Veteran power forward Marvin Williams told teammates post-game not to panic; that it’s only two games in with a roster that includes some significant new parts. This was the first time this preseason the Hornets tried switching defensively, and they got a little exposed (there’s a premium on communication in all switching). Also, the transition defense was a bit confused on how to cross-match on the run when it’s impossible to get to your own man defensively in the fast break.
“This can all be worked out in the next two week,” Williams said of the time left before the regular-season opener against the Chicago Bulls on Oct. 23.
Some additional thoughts on Wednesday’s game:
Point guard Terry Rozier, the most important newcomer on this roster, has probably been the most solid Hornet during the two preseason games. After totaling nine points and nine assists in Boston, he scored 18 points Wednesday on 7-of-12 shooting.
Rozier’s nickname in Boston was “Scary Terry,” but perhaps here it should be “Patient Terry.” That’s the word Williams used to describe his approach to point guard, and I agree.
From afar when he played for the Celtics, I saw Rozier’s best offensive skill as bursting off the dribble, daring the defender to keep up with him. He’s that, but he’s also a ballhandler with varied speeds and the ability to stop-and-start as a dribbler. That’s valuable, particularly on a team that will struggle to find ways to score late in shot clocks.
Rozier has neither tried to do too much nor too little so far. That’s a promising sign.
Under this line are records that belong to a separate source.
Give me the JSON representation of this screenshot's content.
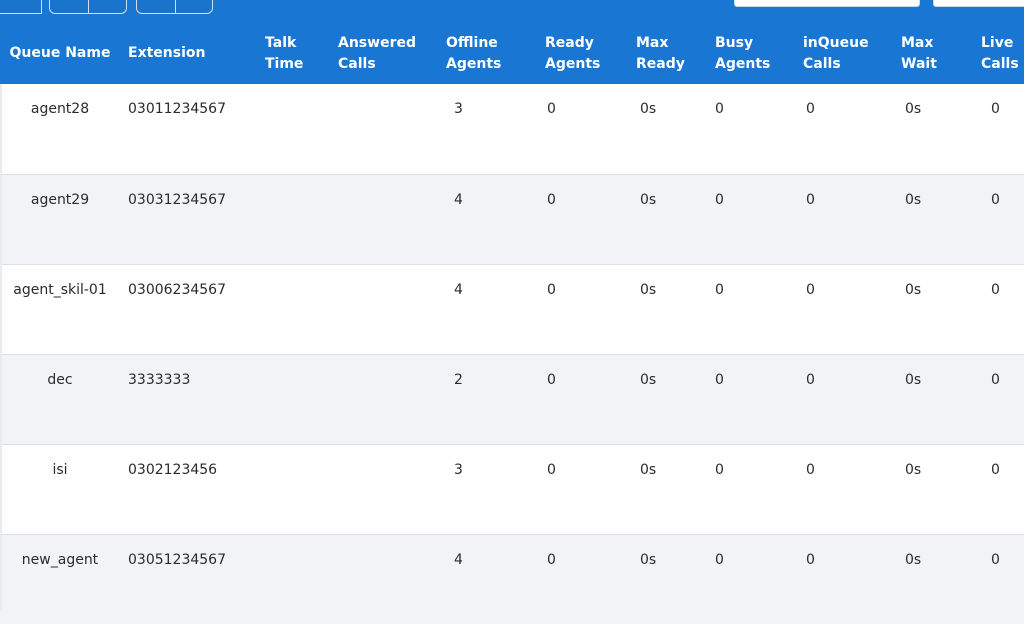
{
  "toolbar": {
    "buttons": [
      {
        "name": "first-button",
        "icon": "arrow-icon"
      },
      {
        "name": "queue-button",
        "icon": "queue-icon"
      },
      {
        "name": "second-button",
        "icon": "number-icon"
      },
      {
        "name": "alert-button",
        "icon": "heart-icon"
      },
      {
        "name": "third-button",
        "icon": "number-icon"
      }
    ],
    "search_placeholder": "",
    "filter_placeholder": ""
  },
  "colors": {
    "header_bg": "#1976d2",
    "row_alt_bg": "#f2f3f7",
    "text": "#2b2b2b"
  },
  "table": {
    "columns": [
      "Queue Name",
      "Extension",
      "Talk\nTime",
      "Answered\nCalls",
      "Offline\nAgents",
      "Ready\nAgents",
      "Max\nReady",
      "Busy\nAgents",
      "inQueue\nCalls",
      "Max\nWait",
      "Live\nCalls"
    ],
    "rows": [
      {
        "queue_name": "agent28",
        "extension": "03011234567",
        "talk_time": "",
        "answered_calls": "",
        "offline_agents": "3",
        "ready_agents": "0",
        "max_ready": "0s",
        "busy_agents": "0",
        "inqueue_calls": "0",
        "max_wait": "0s",
        "live_calls": "0"
      },
      {
        "queue_name": "agent29",
        "extension": "03031234567",
        "talk_time": "",
        "answered_calls": "",
        "offline_agents": "4",
        "ready_agents": "0",
        "max_ready": "0s",
        "busy_agents": "0",
        "inqueue_calls": "0",
        "max_wait": "0s",
        "live_calls": "0"
      },
      {
        "queue_name": "agent_skil-01",
        "extension": "03006234567",
        "talk_time": "",
        "answered_calls": "",
        "offline_agents": "4",
        "ready_agents": "0",
        "max_ready": "0s",
        "busy_agents": "0",
        "inqueue_calls": "0",
        "max_wait": "0s",
        "live_calls": "0"
      },
      {
        "queue_name": "dec",
        "extension": "3333333",
        "talk_time": "",
        "answered_calls": "",
        "offline_agents": "2",
        "ready_agents": "0",
        "max_ready": "0s",
        "busy_agents": "0",
        "inqueue_calls": "0",
        "max_wait": "0s",
        "live_calls": "0"
      },
      {
        "queue_name": "isi",
        "extension": "0302123456",
        "talk_time": "",
        "answered_calls": "",
        "offline_agents": "3",
        "ready_agents": "0",
        "max_ready": "0s",
        "busy_agents": "0",
        "inqueue_calls": "0",
        "max_wait": "0s",
        "live_calls": "0"
      },
      {
        "queue_name": "new_agent",
        "extension": "03051234567",
        "talk_time": "",
        "answered_calls": "",
        "offline_agents": "4",
        "ready_agents": "0",
        "max_ready": "0s",
        "busy_agents": "0",
        "inqueue_calls": "0",
        "max_wait": "0s",
        "live_calls": "0"
      }
    ]
  }
}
The Hornets sat guard-forward Nic Batum in the second half with a sore right Achilles tendon. Borrego didn’t know the severity of the injury post-game.
I get the frustration from a large segment of Hornets fans about Batum’s production, relative to his $120 million contract. I also know this team needs Batum’s defense and ball-movement. If Batum’s injury lingers into the regular season, that will stress this team on the perimeter.
It will give opportunity to Malik Monk, who played Wednesday (10 points in 18 minutes), after missing time with a sore toe. It’s an old story with Monk; his minutes are related to how well he guards, and that’s been suspect both his prior seasons.
Rookie lottery-pick PJ Washington again played well (13 points on 5-of-8 shooting, all in the second half) after making 6-of-7 for 16 points in Boston.
If Washington is in the rotation from the start of the regular season, that is likely going to trim playing time from either Williams or center Willy Hernangomez. My guess is Hernangomez would fall to the fringe of the rotation and Williams would play as much center as power forward, making Williams and Washington the first two big men off the bench behind starters Miles Bridges and Cody Zeller.
If you’re going to make defense a priority, Williams should play. If you’re going to play Washington, then 15-year veteran Williams is the best teammate to shepherd him at both ends of the court.